■ TASK PROMPT ■
The answer must be the full listing, reproduced word for word.

══════════

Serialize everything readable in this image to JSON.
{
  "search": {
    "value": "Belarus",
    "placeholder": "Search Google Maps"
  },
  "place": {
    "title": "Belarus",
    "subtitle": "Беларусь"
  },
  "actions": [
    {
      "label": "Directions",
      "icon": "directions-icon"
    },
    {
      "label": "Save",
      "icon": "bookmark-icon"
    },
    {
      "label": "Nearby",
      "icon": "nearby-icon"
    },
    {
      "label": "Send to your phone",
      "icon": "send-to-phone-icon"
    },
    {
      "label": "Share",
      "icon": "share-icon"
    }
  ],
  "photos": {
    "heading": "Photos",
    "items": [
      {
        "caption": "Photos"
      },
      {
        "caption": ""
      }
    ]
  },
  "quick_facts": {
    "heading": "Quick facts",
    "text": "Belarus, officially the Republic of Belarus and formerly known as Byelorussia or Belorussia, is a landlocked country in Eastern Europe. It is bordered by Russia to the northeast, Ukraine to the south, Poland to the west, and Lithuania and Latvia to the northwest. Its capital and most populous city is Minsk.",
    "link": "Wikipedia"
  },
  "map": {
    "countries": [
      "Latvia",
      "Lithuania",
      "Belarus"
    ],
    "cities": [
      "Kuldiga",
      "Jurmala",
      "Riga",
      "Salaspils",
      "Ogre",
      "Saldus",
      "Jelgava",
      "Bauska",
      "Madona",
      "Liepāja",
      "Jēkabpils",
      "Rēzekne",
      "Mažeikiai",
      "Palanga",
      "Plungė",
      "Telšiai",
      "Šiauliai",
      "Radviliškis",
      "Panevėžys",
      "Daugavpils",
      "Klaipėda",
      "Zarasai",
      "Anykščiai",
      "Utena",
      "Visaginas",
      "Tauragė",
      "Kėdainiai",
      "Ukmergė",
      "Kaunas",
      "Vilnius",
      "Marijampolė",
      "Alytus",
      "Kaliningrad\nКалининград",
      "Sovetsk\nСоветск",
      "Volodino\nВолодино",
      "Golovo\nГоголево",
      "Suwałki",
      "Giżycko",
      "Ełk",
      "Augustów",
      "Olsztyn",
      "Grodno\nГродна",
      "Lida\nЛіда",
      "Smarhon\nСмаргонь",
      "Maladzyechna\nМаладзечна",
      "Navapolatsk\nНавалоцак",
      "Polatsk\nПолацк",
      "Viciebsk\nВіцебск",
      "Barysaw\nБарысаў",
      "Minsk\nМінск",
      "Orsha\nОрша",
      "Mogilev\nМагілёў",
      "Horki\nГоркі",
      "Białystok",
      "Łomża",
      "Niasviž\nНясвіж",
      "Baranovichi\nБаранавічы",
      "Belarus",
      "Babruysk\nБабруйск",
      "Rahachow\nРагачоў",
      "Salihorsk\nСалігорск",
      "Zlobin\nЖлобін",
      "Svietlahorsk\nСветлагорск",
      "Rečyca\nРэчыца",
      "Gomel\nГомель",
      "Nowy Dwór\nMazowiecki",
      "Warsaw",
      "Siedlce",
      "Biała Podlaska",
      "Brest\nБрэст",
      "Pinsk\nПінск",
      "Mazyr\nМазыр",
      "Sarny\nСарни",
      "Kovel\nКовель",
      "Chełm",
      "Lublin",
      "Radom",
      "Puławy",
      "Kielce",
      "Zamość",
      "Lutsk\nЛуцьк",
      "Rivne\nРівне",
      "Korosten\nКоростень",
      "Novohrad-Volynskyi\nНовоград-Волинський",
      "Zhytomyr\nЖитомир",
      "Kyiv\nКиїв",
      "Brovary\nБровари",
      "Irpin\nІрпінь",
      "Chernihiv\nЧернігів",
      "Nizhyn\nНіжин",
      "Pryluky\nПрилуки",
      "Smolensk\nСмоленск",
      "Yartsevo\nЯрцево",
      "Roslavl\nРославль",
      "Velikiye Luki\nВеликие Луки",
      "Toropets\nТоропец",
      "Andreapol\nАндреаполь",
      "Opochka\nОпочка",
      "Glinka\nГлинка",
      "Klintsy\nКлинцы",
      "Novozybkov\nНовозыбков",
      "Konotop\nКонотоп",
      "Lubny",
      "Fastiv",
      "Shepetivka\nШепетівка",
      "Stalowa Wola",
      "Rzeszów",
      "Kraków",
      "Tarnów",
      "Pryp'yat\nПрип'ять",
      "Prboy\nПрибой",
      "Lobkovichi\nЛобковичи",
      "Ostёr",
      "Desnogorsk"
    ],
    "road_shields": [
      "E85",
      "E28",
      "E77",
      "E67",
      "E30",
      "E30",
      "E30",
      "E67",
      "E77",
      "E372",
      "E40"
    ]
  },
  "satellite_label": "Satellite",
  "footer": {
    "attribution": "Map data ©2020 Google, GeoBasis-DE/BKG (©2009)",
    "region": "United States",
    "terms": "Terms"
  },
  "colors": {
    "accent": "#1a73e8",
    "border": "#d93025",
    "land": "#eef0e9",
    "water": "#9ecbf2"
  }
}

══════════

■ SOLUTION ■
Serialize everything readable in this image to JSON.
{
  "search": {
    "value": "Belarus",
    "placeholder": "Search Google Maps"
  },
  "place": {
    "title": "Belarus",
    "subtitle": "Беларусь"
  },
  "actions": [
    {
      "label": "Directions",
      "icon": "directions-icon"
    },
    {
      "label": "Save",
      "icon": "bookmark-icon"
    },
    {
      "label": "Nearby",
      "icon": "nearby-icon"
    },
    {
      "label": "Send to your phone",
      "icon": "send-to-phone-icon"
    },
    {
      "label": "Share",
      "icon": "share-icon"
    }
  ],
  "photos": {
    "heading": "Photos",
    "items": [
      {
        "caption": "Photos"
      },
      {
        "caption": ""
      }
    ]
  },
  "quick_facts": {
    "heading": "Quick facts",
    "text": "Belarus, officially the Republic of Belarus and formerly known as Byelorussia or Belorussia, is a landlocked country in Eastern Europe. It is bordered by Russia to the northeast, Ukraine to the south, Poland to the west, and Lithuania and Latvia to the northwest. Its capital and most populous city is Minsk.",
    "link": "Wikipedia"
  },
  "map": {
    "countries": [
      "Latvia",
      "Lithuania",
      "Belarus"
    ],
    "cities": [
      "Kuldiga",
      "Jurmala",
      "Riga",
      "Salaspils",
      "Ogre",
      "Saldus",
      "Jelgava",
      "Bauska",
      "Madona",
      "Liepāja",
      "Jēkabpils",
      "Rēzekne",
      "Mažeikiai",
      "Palanga",
      "Plungė",
      "Telšiai",
      "Šiauliai",
      "Radviliškis",
      "Panevėžys",
      "Daugavpils",
      "Klaipėda",
      "Zarasai",
      "Anykščiai",
      "Utena",
      "Visaginas",
      "Tauragė",
      "Kėdainiai",
      "Ukmergė",
      "Kaunas",
      "Vilnius",
      "Marijampolė",
      "Alytus",
      "Kaliningrad\nКалининград",
      "Sovetsk\nСоветск",
      "Volodino\nВолодино",
      "Golovo\nГоголево",
      "Suwałki",
      "Giżycko",
      "Ełk",
      "Augustów",
      "Olsztyn",
      "Grodno\nГродна",
      "Lida\nЛіда",
      "Smarhon\nСмаргонь",
      "Maladzyechna\nМаладзечна",
      "Navapolatsk\nНавалоцак",
      "Polatsk\nПолацк",
      "Viciebsk\nВіцебск",
      "Barysaw\nБарысаў",
      "Minsk\nМінск",
      "Orsha\nОрша",
      "Mogilev\nМагілёў",
      "Horki\nГоркі",
      "Białystok",
      "Łomża",
      "Niasviž\nНясвіж",
      "Baranovichi\nБаранавічы",
      "Belarus",
      "Babruysk\nБабруйск",
      "Rahachow\nРагачоў",
      "Salihorsk\nСалігорск",
      "Zlobin\nЖлобін",
      "Svietlahorsk\nСветлагорск",
      "Rečyca\nРэчыца",
      "Gomel\nГомель",
      "Nowy Dwór\nMazowiecki",
      "Warsaw",
      "Siedlce",
      "Biała Podlaska",
      "Brest\nБрэст",
      "Pinsk\nПінск",
      "Mazyr\nМазыр",
      "Sarny\nСарни",
      "Kovel\nКовель",
      "Chełm",
      "Lublin",
      "Radom",
      "Puławy",
      "Kielce",
      "Zamość",
      "Lutsk\nЛуцьк",
      "Rivne\nРівне",
      "Korosten\nКоростень",
      "Novohrad-Volynskyi\nНовоград-Волинський",
      "Zhytomyr\nЖитомир",
      "Kyiv\nКиїв",
      "Brovary\nБровари",
      "Irpin\nІрпінь",
      "Chernihiv\nЧернігів",
      "Nizhyn\nНіжин",
      "Pryluky\nПрилуки",
      "Smolensk\nСмоленск",
      "Yartsevo\nЯрцево",
      "Roslavl\nРославль",
      "Velikiye Luki\nВеликие Луки",
      "Toropets\nТоропец",
      "Andreapol\nАндреаполь",
      "Opochka\nОпочка",
      "Glinka\nГлинка",
      "Klintsy\nКлинцы",
      "Novozybkov\nНовозыбков",
      "Konotop\nКонотоп",
      "Lubny",
      "Fastiv",
      "Shepetivka\nШепетівка",
      "Stalowa Wola",
      "Rzeszów",
      "Kraków",
      "Tarnów",
      "Pryp'yat\nПрип'ять",
      "Prboy\nПрибой",
      "Lobkovichi\nЛобковичи",
      "Ostёr",
      "Desnogorsk"
    ],
    "road_shields": [
      "E85",
      "E28",
      "E77",
      "E67",
      "E30",
      "E30",
      "E30",
      "E67",
      "E77",
      "E372",
      "E40"
    ]
  },
  "satellite_label": "Satellite",
  "footer": {
    "attribution": "Map data ©2020 Google, GeoBasis-DE/BKG (©2009)",
    "region": "United States",
    "terms": "Terms"
  },
  "colors": {
    "accent": "#1a73e8",
    "border": "#d93025",
    "land": "#eef0e9",
    "water": "#9ecbf2"
  }
}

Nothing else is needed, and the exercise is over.